ASHA: My work mostly involves going to people’s houses and conducting surveys. I also have to keep a check on people who are coming into the village from outside, quarantine them, make them aware about COVID-19, and ensure that they don’t have any issues related to food because these people are usually quarantined in a building outside the village.
I am also doing routine immunisation, which stopped for a month in the beginning of the pandemic. At that time, we were only immunising for emergency cases, but immunisations resumed around April or May 2020. Since then I have been juggling both pandemic and non-pandemic work.
I also have another set of tasks related to COVID-19 vaccination. I have to survey people who are above the age of 50 years and take their Aadhar Card information. This information will be used to administer vaccines to the elderly population.
Q: What has motivated you to come to work and carry out your activities during the pandemic?
ASHA: My family has been very supportive, and that is my biggest motivation. My husband encourages me to work harder every day. He also helps me with my work.
I am a patriot. If my country is going through something bad, something within tells me that despite the challenges, it is my duty to serve. This has also been a huge motivating factor.
One major letdown is the salary. It’s difficult to meet my monthly household expenses, and I hardly save anything. For COVID-19 work, I received only around Rs. 3,000-4000 in total, which is low for the kind of work I have done.
Q: Have you faced challenges in carrying out your work?
ASHA: One of the biggest challenges was that the area under me was huge so I had to walk for at least 3 kms every day to do my surveys. If I took public transport, I had to pay from my own pocket. There was no reimbursement.

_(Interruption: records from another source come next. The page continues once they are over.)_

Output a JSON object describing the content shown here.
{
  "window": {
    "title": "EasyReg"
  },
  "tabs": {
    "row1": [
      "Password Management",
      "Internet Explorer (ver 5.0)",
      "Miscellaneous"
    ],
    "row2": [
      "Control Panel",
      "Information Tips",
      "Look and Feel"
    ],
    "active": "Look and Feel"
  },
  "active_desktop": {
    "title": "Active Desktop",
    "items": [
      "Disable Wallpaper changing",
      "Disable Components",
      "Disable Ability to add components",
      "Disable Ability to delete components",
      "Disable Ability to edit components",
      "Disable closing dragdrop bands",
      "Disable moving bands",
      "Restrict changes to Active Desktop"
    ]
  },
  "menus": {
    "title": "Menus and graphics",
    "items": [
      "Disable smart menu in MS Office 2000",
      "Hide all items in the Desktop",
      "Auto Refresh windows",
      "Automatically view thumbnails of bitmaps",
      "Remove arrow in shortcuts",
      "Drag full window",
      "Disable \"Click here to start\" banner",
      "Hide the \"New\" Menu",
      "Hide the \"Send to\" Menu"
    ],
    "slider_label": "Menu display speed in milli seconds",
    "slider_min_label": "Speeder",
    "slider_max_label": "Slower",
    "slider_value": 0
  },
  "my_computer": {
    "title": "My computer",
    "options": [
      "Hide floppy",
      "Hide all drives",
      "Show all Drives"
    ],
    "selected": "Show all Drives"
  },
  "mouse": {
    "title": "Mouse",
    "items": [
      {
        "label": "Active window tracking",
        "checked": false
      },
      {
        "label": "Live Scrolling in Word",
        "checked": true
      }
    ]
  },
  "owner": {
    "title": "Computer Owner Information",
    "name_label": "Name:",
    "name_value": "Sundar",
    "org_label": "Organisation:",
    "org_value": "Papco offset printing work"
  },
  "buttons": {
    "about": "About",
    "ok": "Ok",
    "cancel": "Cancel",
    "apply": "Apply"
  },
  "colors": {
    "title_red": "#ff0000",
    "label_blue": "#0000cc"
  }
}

This one time, I was going for survey work, and some men started passing comments at me. They were saying bad things about my work as a frontline worker and were also passing judgements on my character. It was late in the evening and I was really scared, so I reached out to the police for help. They were helpful and they handled this situation for me by talking to those men.
Another challenge is that this work is exhausting. I have had to work in the Primary Health Centre (PHC) till 9-10 PM. I have also done late-night surveys. I leave home at 8 AM, and so I get very tired by the end of the day.
People are scared of the virus and of testing positive, so they are hesitant to even get checked. This is a huge challenge and risks the lives of many.
This interview was conducted as a part of a research study funded by the Azim Premji University under the COVID-19 Research Funding Programme 2020. The study delves into the experiences of frontline workers in Rajasthan and Himachal Pradesh during the COVID-19 pandemic.
It was conducted with an ASHA in Kangra, Himachal Pradesh on 12 January 2021 in Hindi, and has been translated.
Source: Deccan Herald